But in Lagos, the state governor, Mr. Akinwunmi Ambode conceded return ticket in a statewide broadcast, which according to findings, unsettled his supporters across the state. Ambode’s reason for concession is plain and clear. In his concession speech, Ambode claimed that he had conceded to avoid a crisis situation, which he believed, might bring down the platform that offered the opportunity to be the governor of the country’s most strategic state in terms of investment and population.

After Sanwo-Olu’s emergence, Ambode held different strategic meetings with principal officers of the State House of Assembly, cabinet members and the APC leaders in the state. His message at the meetings was simple and direct. It was a message of assurance and commitment to the APC and its victory in the 2019 elections. It was a message of peace and unity, which he said, were only conditions essential for the APC to win elections at the state and federal levels.

Ambode’s approach is better captured in his concession speech, which the party stakeholders described as patriotism.
In the speech, Ambode made it clear that the time “has now come for the state to move forward in order that the gains of the last three and half years are not lost… The APC is a great party, and the interests of our beloved state must always supersede that of any person or group.”

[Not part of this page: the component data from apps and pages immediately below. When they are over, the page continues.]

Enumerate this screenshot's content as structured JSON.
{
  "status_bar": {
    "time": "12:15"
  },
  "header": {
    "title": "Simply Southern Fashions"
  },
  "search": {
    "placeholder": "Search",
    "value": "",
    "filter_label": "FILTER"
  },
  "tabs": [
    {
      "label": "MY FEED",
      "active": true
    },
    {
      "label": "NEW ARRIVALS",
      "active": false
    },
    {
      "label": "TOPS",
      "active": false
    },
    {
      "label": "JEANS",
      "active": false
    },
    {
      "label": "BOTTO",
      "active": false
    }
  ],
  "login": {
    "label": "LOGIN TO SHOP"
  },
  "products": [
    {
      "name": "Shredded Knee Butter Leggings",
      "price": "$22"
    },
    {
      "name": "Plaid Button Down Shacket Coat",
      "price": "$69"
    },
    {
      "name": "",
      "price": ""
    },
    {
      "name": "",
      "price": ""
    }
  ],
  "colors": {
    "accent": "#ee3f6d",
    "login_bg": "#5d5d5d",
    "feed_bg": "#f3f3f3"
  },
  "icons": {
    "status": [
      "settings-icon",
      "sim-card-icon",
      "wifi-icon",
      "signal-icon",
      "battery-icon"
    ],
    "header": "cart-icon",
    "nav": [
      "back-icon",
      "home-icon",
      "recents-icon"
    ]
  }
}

It was on this ground that he made a solemn pledge “to support our party’s gubernatorial candidate in the 2019 elections and work for the success of our dear party.” Likewise, Ambode promised “to ensure a smooth transition in the remaining period of this administration and ultimately to the new governor, come May 2019.”
Despite his concession, reports showed that Ambode had become a punch bag for Lagos APC. The governor had been accused of funding the state’s leading opposition candidate, Mr. Jimi Agbaje without proofs. At different times, he had been threatened with impeachment, the last of which almost brought governance to a standstill in the state. Aside, he had been accused of not funding the APC candidate.
Yet, from all indications, the APC never did anything to address the extreme case of injustice and unfair treatment that Ambode, one of its most trusted patriots, had been suffering in the country’s most politically ambivalent state. This is exactly what Amosun cannot tolerate in Ogun State, even when the emergence of his consensus candidate did not satisfy the guidelines the NWC set for the conduct of the primaries.

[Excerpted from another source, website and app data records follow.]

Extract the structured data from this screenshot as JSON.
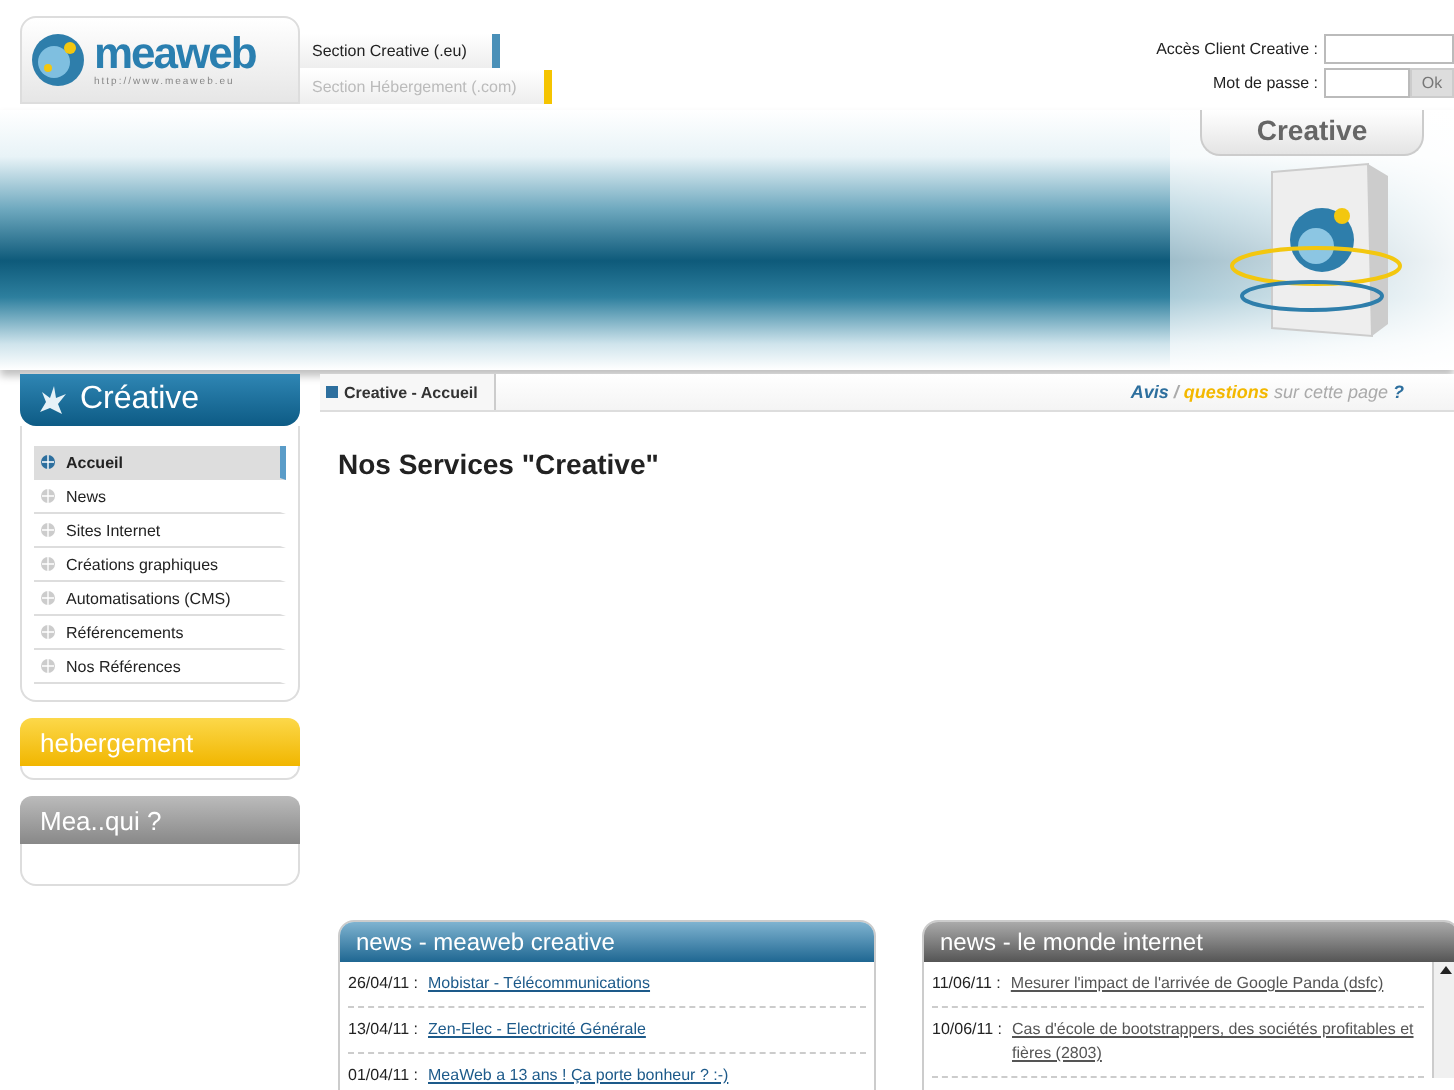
{
  "logo": {
    "name": "meaweb",
    "url": "http://www.meaweb.eu"
  },
  "section_tabs": [
    {
      "label": "Section Creative (.eu)",
      "selected": true,
      "color": "#4a90b8"
    },
    {
      "label": "Section Hébergement (.com)",
      "selected": false,
      "color": "#f5c400"
    }
  ],
  "login": {
    "client_label": "Accès Client Creative :",
    "password_label": "Mot de passe :",
    "button": "Ok"
  },
  "banner": {
    "product_title": "Creative"
  },
  "sidebar": {
    "title": "Créative",
    "items": [
      {
        "label": "Accueil",
        "selected": true
      },
      {
        "label": "News",
        "selected": false
      },
      {
        "label": "Sites Internet",
        "selected": false
      },
      {
        "label": "Créations graphiques",
        "selected": false
      },
      {
        "label": "Automatisations (CMS)",
        "selected": false
      },
      {
        "label": "Référencements",
        "selected": false
      },
      {
        "label": "Nos Références",
        "selected": false
      }
    ],
    "sections": [
      {
        "label": "hebergement",
        "kind": "yellow"
      },
      {
        "label": "Mea..qui ?",
        "kind": "grey"
      }
    ]
  },
  "breadcrumb": "Creative - Accueil",
  "feedback": {
    "avis": "Avis",
    "sep": "/",
    "questions": "questions",
    "rest": "sur cette page",
    "mark": "?"
  },
  "page_title": "Nos Services \"Creative\"",
  "news_panels": [
    {
      "title": "news - meaweb creative",
      "kind": "blue",
      "items": [
        {
          "date": "26/04/11 :",
          "text": "Mobistar - Télécommunications"
        },
        {
          "date": "13/04/11 :",
          "text": "Zen-Elec - Electricité Générale"
        },
        {
          "date": "01/04/11 :",
          "text": "MeaWeb a 13 ans ! Ça porte bonheur ? :-)"
        }
      ]
    },
    {
      "title": "news - le monde internet",
      "kind": "grey",
      "items": [
        {
          "date": "11/06/11 :",
          "text": "Mesurer l'impact de l'arrivée de Google Panda (dsfc)"
        },
        {
          "date": "10/06/11 :",
          "text": "Cas d'école de bootstrappers, des sociétés profitables et fières (2803)"
        }
      ]
    }
  ]
}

With the disruption of its rally in Abeokuta, however, the NWC had decided to discipline Amosun. The reward of anti-party activities, according to the APC Constitution, is expulsion. By implication, according to an APC leader, Amosun may be expelled or at least suspended for a period of time after the 2019 elections. But how will his suspension or expulsion bring the party together and re-unite foes that the party’s flawed primaries produced in almost all its state chapters?

Already, an APC leader said the crisis “is fast eroding the support base of the APC in the state, and it may cost victory.” Aside, the party leader claimed that the failure of the APC leaders to compromise in certain situations and shift grounds when necessary “has cost the party victory in Rivers and Zamfara State, even before the elections. It is a clear case of self-defeat.”

In Lagos, Ambode willingly conceded to Sanwo-Olu in the interest of peace and unity. Ordinarily, the APC leader said, Ambode’s approach should be a lesson for key actors in other states. But that was not the case in Rivers, Imo, Ondo, Osun and Zamfara States, where its erstwhile aspirants “are now contesting on different political platforms to realise their political aspiration.” Across all its state chapters, the ruling APC is entangled in intractable conflicts, which was purely due to the clash of some entrenched political interests and the quest for the presidential ticket in 2023. But one of the APC leaders observed that the crises “brazenly threaten its victory at all levels. 2019 must be sure for the APC before talking about 2023.”

Even if it eventually wins the presidential contest at last, as some well-respected opinions revealed, the party will definitely lose some governorship and legislative seats in some of the crisis-ridden states and may not even survive the rage of its chieftains and members aggressively seeking fairness and justice within and without.